■ Directions for this task ■
Work out how many lines in the material below hold "Change", then give only that number.

[Supplied information — start]

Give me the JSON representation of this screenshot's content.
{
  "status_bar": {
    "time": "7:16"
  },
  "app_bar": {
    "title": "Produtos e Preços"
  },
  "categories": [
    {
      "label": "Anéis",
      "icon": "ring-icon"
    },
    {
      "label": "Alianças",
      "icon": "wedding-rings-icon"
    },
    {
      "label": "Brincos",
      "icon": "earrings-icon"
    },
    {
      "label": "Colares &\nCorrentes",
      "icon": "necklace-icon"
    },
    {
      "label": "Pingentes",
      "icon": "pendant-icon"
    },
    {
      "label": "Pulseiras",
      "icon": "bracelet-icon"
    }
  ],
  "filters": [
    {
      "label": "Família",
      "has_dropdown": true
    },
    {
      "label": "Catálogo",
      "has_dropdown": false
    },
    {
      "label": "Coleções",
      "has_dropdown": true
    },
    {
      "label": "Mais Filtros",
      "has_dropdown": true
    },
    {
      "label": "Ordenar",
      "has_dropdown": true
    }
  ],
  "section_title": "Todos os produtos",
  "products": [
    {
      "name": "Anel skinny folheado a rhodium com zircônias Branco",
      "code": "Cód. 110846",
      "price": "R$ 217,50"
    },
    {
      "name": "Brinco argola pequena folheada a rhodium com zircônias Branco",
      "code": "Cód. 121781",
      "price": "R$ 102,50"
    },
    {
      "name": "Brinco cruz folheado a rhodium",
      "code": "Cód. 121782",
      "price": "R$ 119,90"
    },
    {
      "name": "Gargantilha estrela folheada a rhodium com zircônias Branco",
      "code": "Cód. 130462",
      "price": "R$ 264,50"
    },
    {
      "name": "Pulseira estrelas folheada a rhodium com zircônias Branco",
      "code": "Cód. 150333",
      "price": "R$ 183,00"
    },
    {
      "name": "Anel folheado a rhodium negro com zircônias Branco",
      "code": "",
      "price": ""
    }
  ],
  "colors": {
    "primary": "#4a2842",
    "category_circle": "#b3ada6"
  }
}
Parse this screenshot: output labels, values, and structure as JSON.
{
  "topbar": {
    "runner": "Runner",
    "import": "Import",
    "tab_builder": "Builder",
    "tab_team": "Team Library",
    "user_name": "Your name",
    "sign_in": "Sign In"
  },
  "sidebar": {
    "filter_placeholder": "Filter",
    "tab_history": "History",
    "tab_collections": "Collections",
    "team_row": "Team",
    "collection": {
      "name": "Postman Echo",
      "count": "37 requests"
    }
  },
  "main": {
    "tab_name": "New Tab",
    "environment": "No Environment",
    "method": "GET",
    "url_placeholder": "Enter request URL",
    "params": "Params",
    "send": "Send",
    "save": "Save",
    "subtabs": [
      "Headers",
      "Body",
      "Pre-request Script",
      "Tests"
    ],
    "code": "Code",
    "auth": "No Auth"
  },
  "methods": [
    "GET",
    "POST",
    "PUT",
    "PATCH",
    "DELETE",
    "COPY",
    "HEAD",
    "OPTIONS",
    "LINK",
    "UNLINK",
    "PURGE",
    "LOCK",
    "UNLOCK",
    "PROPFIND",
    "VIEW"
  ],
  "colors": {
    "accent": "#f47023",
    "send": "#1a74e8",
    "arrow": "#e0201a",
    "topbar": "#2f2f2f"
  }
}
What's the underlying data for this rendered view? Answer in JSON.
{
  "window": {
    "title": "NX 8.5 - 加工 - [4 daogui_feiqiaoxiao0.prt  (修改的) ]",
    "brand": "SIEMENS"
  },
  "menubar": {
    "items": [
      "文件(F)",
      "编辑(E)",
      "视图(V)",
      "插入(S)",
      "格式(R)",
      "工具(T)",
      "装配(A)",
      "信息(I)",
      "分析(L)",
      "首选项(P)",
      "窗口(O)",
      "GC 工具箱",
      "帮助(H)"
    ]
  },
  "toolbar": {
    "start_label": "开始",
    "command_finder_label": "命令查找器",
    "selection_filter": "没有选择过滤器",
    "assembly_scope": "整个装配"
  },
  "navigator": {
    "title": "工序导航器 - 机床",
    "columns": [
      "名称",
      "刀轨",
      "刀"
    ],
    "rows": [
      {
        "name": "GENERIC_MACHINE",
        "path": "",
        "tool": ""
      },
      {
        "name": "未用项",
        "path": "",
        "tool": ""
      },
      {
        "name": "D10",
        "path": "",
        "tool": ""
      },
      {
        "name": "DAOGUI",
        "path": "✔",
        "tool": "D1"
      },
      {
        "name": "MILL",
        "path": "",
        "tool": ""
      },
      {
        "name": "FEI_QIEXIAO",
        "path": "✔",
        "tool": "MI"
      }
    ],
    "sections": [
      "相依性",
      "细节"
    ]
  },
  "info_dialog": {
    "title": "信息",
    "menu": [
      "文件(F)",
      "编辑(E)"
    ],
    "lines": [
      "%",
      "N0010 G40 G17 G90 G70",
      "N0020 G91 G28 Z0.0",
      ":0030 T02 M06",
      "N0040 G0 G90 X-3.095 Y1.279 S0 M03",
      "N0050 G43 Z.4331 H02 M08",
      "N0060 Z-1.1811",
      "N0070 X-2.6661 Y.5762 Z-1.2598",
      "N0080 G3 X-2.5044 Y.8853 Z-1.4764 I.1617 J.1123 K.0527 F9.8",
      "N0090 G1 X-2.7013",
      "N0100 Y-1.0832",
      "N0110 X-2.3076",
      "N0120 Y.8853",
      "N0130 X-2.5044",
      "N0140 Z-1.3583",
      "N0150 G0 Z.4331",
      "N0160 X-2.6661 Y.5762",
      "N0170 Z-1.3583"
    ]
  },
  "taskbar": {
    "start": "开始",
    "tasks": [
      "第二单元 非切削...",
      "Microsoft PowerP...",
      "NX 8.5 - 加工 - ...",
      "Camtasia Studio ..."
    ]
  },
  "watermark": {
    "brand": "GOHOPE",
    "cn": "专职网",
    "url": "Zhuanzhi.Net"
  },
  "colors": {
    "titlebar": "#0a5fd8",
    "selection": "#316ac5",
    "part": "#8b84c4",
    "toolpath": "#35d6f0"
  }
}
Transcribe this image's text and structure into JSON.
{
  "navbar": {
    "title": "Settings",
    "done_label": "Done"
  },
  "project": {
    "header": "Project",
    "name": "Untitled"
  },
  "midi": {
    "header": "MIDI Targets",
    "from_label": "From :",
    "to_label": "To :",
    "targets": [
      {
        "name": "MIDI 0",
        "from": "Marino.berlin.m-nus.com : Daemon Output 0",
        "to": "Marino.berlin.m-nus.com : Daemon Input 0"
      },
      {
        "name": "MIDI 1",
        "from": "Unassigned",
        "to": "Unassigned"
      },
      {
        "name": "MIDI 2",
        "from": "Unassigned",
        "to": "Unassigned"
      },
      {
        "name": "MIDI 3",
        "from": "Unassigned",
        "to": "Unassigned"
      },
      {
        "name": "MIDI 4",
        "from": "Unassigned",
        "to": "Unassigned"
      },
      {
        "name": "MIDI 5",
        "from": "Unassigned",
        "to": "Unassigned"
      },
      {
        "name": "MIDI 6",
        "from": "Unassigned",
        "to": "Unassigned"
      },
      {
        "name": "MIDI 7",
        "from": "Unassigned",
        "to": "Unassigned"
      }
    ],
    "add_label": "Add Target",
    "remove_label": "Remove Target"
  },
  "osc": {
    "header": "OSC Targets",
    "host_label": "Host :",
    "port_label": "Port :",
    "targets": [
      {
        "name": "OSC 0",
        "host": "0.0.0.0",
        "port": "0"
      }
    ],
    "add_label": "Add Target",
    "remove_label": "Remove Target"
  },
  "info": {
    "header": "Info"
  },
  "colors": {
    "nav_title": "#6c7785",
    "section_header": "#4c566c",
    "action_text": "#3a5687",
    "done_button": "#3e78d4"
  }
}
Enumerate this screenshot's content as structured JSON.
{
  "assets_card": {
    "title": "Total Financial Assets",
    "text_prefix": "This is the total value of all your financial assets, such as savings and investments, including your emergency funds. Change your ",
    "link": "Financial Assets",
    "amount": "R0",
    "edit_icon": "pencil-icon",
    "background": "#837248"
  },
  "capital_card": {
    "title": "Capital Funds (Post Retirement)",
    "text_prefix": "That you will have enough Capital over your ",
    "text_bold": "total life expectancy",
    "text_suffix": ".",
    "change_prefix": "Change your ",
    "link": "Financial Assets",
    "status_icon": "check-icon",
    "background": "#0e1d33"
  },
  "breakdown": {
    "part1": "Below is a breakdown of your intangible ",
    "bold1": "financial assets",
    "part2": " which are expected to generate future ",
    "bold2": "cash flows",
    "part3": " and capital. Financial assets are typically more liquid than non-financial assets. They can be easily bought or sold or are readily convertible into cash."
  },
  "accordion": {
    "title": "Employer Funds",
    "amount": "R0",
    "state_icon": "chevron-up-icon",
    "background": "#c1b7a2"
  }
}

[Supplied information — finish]

■ Written answer ■
2